  101. Skinner, B. F. (1981). Selection by consequences. Science, 213, 501–504.PubMedGoogle Scholar
  102. Smith, T. L. (1986). Biology as allegory: A review of Elliott Sober’s The nature of selection. Journal of the Experimental Analysis of Behavior, 46, 105–112.Google Scholar
  103. Sober, E. (1984). The nature of selection: Evolutionary theory in philosophical focus. Cambridge, MA: MIT Press.Google Scholar
  104. Spielberger, C. D., & DeNike, L. D. (1966). Descriptive behaviorism versus cognitive theory in verbal operant conditioning. Psychological Review, 73, 306–326.PubMedGoogle Scholar
  105. Stubbs, A. (1968). The discrimination of stimulus duration by pigeons.

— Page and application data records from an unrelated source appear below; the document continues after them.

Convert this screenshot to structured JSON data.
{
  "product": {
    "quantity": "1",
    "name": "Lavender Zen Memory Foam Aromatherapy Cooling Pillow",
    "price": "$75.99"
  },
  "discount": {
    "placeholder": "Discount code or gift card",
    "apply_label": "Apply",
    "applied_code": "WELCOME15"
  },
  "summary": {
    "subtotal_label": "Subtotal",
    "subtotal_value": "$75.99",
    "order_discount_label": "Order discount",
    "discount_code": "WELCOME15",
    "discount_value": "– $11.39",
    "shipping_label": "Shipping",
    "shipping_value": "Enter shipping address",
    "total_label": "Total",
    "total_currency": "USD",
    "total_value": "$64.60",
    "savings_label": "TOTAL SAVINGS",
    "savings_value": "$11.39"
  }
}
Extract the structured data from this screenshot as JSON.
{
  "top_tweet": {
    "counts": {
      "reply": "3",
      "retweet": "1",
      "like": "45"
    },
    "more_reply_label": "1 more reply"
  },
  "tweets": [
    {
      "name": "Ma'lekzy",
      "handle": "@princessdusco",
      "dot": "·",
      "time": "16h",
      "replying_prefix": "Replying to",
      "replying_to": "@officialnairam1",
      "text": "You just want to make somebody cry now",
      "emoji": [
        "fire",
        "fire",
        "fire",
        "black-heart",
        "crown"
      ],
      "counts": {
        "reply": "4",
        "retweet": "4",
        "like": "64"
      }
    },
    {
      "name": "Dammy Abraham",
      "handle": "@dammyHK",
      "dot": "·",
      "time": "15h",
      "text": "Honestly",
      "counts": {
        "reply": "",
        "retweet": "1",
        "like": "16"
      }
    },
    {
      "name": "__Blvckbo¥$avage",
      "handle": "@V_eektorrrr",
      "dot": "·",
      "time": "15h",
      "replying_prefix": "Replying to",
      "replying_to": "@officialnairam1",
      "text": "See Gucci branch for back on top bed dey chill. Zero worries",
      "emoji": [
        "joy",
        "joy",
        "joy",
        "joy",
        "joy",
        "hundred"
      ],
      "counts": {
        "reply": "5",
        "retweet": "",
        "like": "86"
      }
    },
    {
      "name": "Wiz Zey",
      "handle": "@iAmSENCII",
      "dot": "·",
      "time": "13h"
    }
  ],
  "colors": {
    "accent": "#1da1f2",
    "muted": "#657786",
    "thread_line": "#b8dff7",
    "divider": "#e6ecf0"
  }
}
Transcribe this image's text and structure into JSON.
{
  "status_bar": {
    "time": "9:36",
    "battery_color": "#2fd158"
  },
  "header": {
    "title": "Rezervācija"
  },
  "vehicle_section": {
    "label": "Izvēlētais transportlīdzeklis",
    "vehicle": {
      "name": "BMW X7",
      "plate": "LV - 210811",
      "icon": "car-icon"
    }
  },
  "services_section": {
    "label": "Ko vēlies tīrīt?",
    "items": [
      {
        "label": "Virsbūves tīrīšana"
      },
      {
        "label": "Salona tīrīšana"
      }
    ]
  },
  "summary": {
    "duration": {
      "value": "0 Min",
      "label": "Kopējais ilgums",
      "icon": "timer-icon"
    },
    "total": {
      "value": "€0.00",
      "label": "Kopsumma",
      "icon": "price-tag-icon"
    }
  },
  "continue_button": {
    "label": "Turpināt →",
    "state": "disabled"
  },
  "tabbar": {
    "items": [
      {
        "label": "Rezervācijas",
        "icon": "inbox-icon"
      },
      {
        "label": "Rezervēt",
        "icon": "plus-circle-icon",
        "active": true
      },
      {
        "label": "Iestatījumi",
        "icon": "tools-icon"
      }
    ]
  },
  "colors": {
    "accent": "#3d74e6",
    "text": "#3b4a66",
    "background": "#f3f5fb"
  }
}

Journal of the Experimental Analysis of Behavior, 11, 223–238.PubMedGoogle Scholar
  106. Touchette, P. E. (1971). Transfer of stimulus control: Measuring the moment of transfer. Journal of the Experimental Analysis of Behavior, 15, 347–354.PubMedGoogle Scholar
  107. Vaughan, W., & Herrnstein, R. J. (1987). Choosing among natural stimuli. Journal of the Experimental Analysis of Behavior, 47, 5–16.PubMedGoogle Scholar
  108. Weisberg, R. W. (1980). Memory, thought, and behavior. New York: Oxford University Press.Google Scholar
  109. Wilson, M. P., & Keller, F. S. (1953). On the selective reinforcement of spaced responses. Journal of Comparative and Physiological Psychology, 46, 190–193.PubMedGoogle Scholar
  110. Zettle, R. D., & Hayes, S. C. (1982). Rule-governed behavior: A potential theoretical framework for cognitive-behavioral therapy. In P. C. Kendall (Ed.), Advances in cognitive-behavioral research and therapy, volume I (pp. 73–118). New York: Academic Press.Google Scholar

Copyright information

© Plenum Press, New York 1989

Authors and Affiliations

  • Philip N. Hineline
    • 1
  • Barbara A. Wanchisen
    • 2
  1. 1.Department of PsychologyTemple UniversityPhiladelphiaUSA
  2. 2.Department of PsychologyBaldwin-Wallace CollegeBereaUSA

Personalised recommendations